**EXERCISE DESCRIPTION**
Report how many lines of the data contain the string "https". Add nothing.

**DATA SECTION**
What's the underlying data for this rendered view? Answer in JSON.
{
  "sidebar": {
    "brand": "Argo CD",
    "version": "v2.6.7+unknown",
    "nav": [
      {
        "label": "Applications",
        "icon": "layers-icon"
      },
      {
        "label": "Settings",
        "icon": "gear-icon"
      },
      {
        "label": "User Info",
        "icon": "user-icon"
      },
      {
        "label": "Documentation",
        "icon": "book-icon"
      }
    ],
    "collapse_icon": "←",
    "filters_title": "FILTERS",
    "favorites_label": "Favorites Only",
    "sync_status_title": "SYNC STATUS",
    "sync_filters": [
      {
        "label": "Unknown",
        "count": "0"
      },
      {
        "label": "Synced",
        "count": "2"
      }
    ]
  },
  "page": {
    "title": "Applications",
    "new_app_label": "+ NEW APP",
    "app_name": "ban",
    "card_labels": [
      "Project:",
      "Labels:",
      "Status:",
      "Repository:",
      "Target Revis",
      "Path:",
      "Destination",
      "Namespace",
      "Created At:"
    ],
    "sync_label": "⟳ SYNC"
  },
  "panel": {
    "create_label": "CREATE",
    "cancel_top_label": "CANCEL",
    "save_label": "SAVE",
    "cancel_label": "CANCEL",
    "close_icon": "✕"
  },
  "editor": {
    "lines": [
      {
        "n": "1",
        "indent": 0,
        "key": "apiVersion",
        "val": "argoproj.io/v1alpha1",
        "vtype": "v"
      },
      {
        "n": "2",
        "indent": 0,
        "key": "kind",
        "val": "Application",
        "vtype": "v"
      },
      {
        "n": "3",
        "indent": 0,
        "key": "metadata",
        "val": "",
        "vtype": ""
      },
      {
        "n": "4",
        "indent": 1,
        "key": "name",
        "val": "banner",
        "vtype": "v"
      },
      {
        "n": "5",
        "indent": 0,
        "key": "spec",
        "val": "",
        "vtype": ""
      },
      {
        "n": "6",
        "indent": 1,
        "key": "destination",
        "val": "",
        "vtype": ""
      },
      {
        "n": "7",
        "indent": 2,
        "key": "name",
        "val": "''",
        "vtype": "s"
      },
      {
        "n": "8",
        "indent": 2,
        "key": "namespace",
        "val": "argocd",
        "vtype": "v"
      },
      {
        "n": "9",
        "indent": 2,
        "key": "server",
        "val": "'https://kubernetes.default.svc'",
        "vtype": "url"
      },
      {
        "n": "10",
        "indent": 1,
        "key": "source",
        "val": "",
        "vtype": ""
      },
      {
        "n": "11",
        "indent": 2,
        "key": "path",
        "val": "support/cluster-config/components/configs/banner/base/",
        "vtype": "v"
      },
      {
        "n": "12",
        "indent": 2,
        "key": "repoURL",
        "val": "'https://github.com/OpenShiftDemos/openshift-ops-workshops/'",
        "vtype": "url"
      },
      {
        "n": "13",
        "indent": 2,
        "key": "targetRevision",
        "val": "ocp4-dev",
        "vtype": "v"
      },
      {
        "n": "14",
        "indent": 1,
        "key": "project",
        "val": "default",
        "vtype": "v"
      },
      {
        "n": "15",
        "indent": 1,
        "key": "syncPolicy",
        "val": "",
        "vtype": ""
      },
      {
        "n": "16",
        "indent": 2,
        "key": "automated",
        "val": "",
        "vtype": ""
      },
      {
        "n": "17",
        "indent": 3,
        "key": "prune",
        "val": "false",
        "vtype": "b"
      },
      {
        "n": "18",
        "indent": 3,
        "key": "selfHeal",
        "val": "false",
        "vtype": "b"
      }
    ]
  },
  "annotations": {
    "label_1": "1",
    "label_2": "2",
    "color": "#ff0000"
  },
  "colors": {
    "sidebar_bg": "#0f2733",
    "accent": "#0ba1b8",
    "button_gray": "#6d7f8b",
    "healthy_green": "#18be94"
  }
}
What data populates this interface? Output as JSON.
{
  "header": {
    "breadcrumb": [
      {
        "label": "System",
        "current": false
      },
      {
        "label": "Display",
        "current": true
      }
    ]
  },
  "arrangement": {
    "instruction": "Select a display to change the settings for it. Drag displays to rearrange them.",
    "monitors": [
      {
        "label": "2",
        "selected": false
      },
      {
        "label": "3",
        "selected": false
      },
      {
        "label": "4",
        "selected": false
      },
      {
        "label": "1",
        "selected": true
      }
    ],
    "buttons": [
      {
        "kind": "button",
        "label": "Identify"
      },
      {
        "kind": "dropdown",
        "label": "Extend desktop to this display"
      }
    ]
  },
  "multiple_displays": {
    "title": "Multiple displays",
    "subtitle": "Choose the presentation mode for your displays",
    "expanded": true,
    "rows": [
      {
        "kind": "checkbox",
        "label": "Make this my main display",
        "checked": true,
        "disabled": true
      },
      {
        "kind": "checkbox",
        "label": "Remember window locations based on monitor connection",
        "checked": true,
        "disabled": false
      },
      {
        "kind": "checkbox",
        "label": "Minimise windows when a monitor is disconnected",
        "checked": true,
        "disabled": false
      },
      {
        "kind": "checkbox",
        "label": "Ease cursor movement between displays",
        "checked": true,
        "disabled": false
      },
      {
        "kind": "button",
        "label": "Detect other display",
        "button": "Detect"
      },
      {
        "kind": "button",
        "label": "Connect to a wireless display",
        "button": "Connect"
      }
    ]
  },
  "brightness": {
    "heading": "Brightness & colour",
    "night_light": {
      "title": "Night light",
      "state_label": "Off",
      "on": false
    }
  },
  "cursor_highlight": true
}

**FINISHED EXERCISE**
2